Stored dataset items
>>>
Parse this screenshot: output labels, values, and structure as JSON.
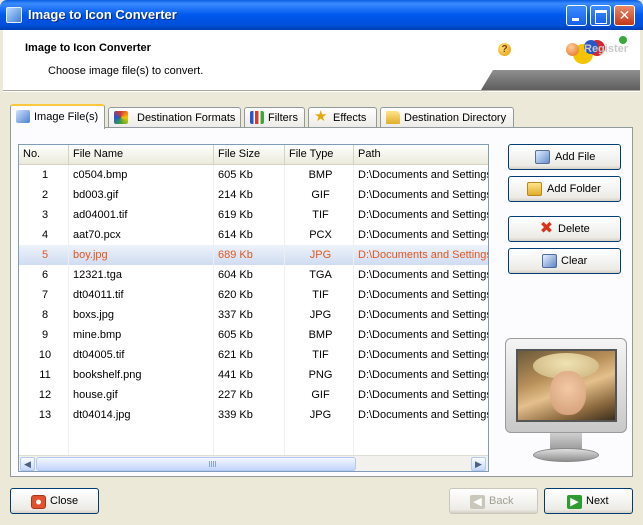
{
  "window": {
    "title": "Image to Icon Converter"
  },
  "header": {
    "title": "Image to Icon Converter",
    "subtitle": "Choose image file(s) to convert.",
    "help_label": "Help",
    "register_label": "Register"
  },
  "tabs": [
    {
      "label": "Image File(s)",
      "icon": "image-icon",
      "active": true
    },
    {
      "label": "Destination Formats",
      "icon": "formats-icon",
      "active": false
    },
    {
      "label": "Filters",
      "icon": "filters-icon",
      "active": false
    },
    {
      "label": "Effects",
      "icon": "star-icon",
      "active": false
    },
    {
      "label": "Destination Directory",
      "icon": "folder-icon",
      "active": false
    }
  ],
  "file_list": {
    "columns": [
      "No.",
      "File Name",
      "File Size",
      "File Type",
      "Path"
    ],
    "selected_index": 4,
    "rows": [
      {
        "no": "1",
        "name": "c0504.bmp",
        "size": "605 Kb",
        "type": "BMP",
        "path": "D:\\Documents and Settings"
      },
      {
        "no": "2",
        "name": "bd003.gif",
        "size": "214 Kb",
        "type": "GIF",
        "path": "D:\\Documents and Settings"
      },
      {
        "no": "3",
        "name": "ad04001.tif",
        "size": "619 Kb",
        "type": "TIF",
        "path": "D:\\Documents and Settings"
      },
      {
        "no": "4",
        "name": "aat70.pcx",
        "size": "614 Kb",
        "type": "PCX",
        "path": "D:\\Documents and Settings"
      },
      {
        "no": "5",
        "name": "boy.jpg",
        "size": "689 Kb",
        "type": "JPG",
        "path": "D:\\Documents and Settings"
      },
      {
        "no": "6",
        "name": "12321.tga",
        "size": "604 Kb",
        "type": "TGA",
        "path": "D:\\Documents and Settings"
      },
      {
        "no": "7",
        "name": "dt04011.tif",
        "size": "620 Kb",
        "type": "TIF",
        "path": "D:\\Documents and Settings"
      },
      {
        "no": "8",
        "name": "boxs.jpg",
        "size": "337 Kb",
        "type": "JPG",
        "path": "D:\\Documents and Settings"
      },
      {
        "no": "9",
        "name": "mine.bmp",
        "size": "605 Kb",
        "type": "BMP",
        "path": "D:\\Documents and Settings"
      },
      {
        "no": "10",
        "name": "dt04005.tif",
        "size": "621 Kb",
        "type": "TIF",
        "path": "D:\\Documents and Settings"
      },
      {
        "no": "11",
        "name": "bookshelf.png",
        "size": "441 Kb",
        "type": "PNG",
        "path": "D:\\Documents and Settings"
      },
      {
        "no": "12",
        "name": "house.gif",
        "size": "227 Kb",
        "type": "GIF",
        "path": "D:\\Documents and Settings"
      },
      {
        "no": "13",
        "name": "dt04014.jpg",
        "size": "339 Kb",
        "type": "JPG",
        "path": "D:\\Documents and Settings"
      }
    ]
  },
  "actions": {
    "add_file": "Add File",
    "add_folder": "Add Folder",
    "delete": "Delete",
    "clear": "Clear"
  },
  "footer": {
    "close": "Close",
    "back": "Back",
    "next": "Next"
  },
  "colors": {
    "titlebar": "#0058ee",
    "selected_row_text": "#e5561e",
    "tab_highlight": "#ffc83c"
  }
}
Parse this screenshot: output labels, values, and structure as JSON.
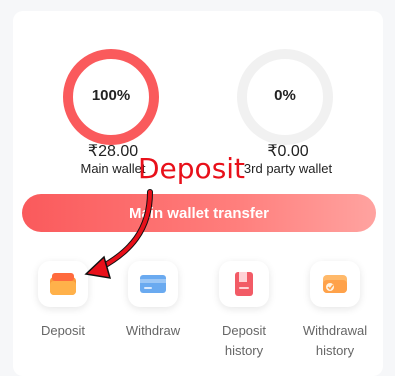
{
  "wallets": {
    "main": {
      "percent": "100%",
      "amount": "₹28.00",
      "label": "Main wallet"
    },
    "third": {
      "percent": "0%",
      "amount": "₹0.00",
      "label": "3rd party wallet"
    }
  },
  "transfer_button": {
    "label": "Main wallet transfer"
  },
  "actions": [
    {
      "label": "Deposit",
      "icon": "wallet-icon"
    },
    {
      "label": "Withdraw",
      "icon": "card-icon"
    },
    {
      "label": "Deposit history",
      "icon": "document-icon"
    },
    {
      "label": "Withdrawal history",
      "icon": "wallet-history-icon"
    }
  ],
  "annotation": {
    "text": "Deposit"
  },
  "colors": {
    "accent": "#fa5a5c",
    "annotation": "#e8101a"
  }
}
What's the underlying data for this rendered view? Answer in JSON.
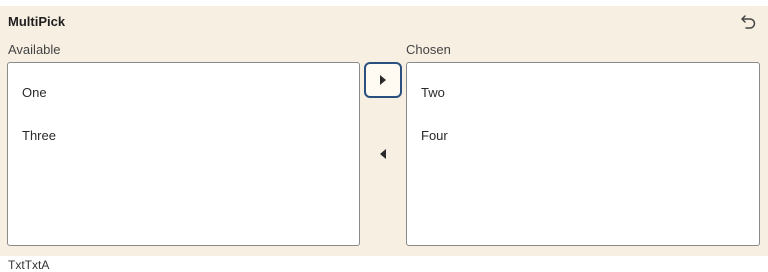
{
  "widget": {
    "title": "MultiPick",
    "reset_icon": "undo-icon"
  },
  "available": {
    "label": "Available",
    "items": [
      "One",
      "Three"
    ]
  },
  "chosen": {
    "label": "Chosen",
    "items": [
      "Two",
      "Four"
    ]
  },
  "controls": {
    "move_right_icon": "caret-right-icon",
    "move_left_icon": "caret-left-icon"
  },
  "footer": {
    "text": "TxtTxtA"
  },
  "colors": {
    "panel_bg": "#f7efe2",
    "focus_border": "#2b4f7e",
    "list_border": "#8a8a8a"
  }
}
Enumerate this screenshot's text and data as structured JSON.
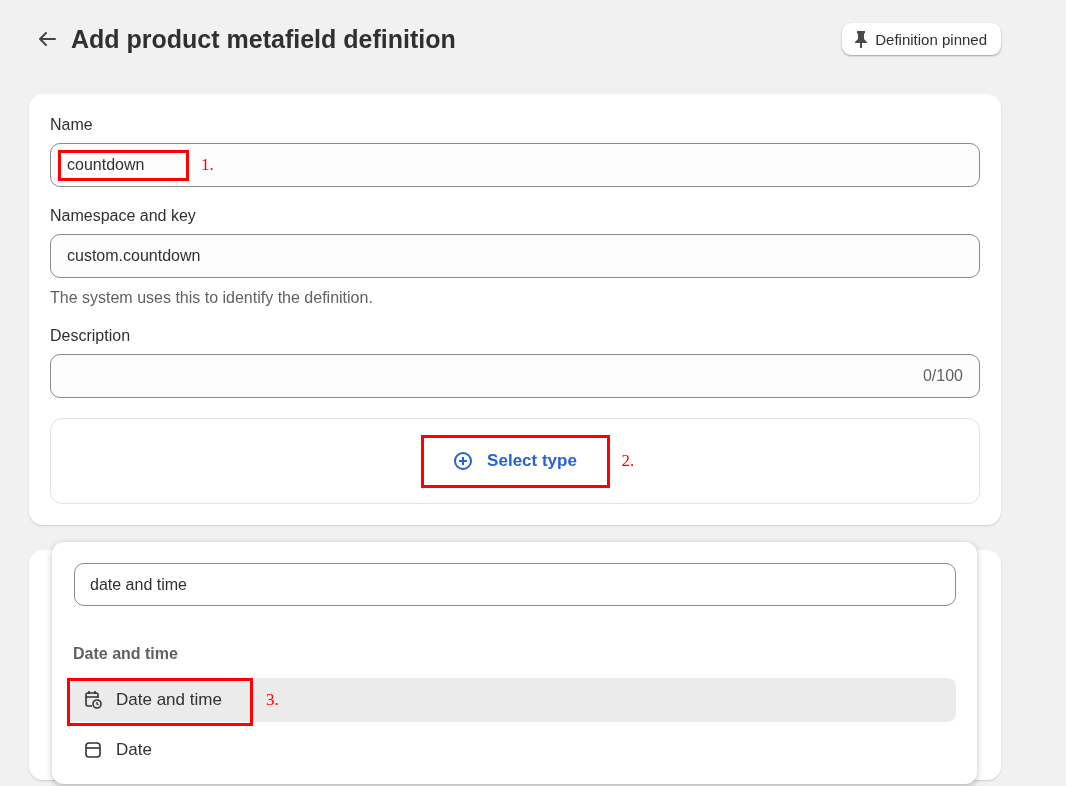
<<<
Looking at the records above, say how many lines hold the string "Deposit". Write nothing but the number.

- Answer to this task
3